[RECORD EXCERPTS — start]

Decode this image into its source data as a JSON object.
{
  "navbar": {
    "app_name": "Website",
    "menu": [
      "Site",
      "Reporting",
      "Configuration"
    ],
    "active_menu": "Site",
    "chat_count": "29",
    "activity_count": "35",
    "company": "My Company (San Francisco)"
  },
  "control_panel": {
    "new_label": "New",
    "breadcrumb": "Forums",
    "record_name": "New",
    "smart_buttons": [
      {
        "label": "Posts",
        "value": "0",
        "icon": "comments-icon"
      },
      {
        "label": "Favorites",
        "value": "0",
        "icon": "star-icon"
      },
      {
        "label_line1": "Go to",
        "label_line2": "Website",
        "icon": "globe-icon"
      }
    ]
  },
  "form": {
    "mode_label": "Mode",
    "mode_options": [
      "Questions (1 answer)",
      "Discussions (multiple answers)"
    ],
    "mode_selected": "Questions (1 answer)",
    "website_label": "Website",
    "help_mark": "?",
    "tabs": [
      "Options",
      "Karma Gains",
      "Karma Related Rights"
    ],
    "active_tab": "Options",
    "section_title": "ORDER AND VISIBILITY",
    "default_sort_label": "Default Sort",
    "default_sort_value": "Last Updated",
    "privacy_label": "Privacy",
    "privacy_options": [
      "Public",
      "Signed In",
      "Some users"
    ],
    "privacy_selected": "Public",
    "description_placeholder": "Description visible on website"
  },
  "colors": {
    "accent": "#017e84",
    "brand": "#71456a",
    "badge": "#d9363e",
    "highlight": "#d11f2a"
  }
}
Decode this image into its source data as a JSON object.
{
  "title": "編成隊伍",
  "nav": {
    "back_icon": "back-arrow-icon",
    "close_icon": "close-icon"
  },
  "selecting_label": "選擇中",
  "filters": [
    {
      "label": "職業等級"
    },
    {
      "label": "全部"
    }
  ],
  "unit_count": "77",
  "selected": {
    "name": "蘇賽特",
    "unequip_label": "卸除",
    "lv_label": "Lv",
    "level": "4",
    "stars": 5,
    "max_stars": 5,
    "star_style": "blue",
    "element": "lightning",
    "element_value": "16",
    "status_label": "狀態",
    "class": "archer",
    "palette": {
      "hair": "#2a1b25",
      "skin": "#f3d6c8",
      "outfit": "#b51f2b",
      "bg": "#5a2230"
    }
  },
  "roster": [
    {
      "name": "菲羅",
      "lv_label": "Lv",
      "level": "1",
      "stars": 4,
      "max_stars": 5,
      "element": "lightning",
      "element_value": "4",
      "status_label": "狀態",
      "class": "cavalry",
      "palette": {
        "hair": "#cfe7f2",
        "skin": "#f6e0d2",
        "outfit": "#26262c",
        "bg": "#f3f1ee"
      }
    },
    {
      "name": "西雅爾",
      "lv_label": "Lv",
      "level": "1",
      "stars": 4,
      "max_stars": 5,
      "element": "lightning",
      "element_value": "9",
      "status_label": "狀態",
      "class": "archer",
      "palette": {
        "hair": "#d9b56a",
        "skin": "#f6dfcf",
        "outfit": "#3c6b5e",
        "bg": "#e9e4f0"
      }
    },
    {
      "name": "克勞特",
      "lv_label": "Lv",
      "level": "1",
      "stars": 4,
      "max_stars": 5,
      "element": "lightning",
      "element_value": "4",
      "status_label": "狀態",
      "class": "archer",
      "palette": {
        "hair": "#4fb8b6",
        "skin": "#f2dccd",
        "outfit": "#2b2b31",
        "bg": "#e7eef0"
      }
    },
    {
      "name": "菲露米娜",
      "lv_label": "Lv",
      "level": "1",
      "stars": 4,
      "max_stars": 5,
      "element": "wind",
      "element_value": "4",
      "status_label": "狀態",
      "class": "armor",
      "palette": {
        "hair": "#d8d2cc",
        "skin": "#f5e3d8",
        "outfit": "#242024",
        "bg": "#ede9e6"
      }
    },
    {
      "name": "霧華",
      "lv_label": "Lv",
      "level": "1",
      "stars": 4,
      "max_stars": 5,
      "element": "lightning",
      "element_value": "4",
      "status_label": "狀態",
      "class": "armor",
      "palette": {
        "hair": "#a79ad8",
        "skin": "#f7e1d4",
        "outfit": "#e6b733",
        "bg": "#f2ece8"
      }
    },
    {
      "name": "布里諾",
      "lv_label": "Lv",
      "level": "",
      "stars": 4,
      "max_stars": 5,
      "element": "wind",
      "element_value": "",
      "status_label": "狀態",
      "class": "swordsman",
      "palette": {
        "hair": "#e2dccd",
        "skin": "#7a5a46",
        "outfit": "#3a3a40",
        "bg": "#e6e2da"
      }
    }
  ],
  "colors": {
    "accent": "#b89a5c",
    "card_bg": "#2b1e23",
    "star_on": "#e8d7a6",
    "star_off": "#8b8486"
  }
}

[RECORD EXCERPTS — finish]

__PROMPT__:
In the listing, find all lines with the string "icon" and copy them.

__ANSWER BELOW__:
        "icon": "comments-icon"
        "icon": "star-icon"
        "icon": "globe-icon"
    "back_icon": "back-arrow-icon",
    "close_icon": "close-icon"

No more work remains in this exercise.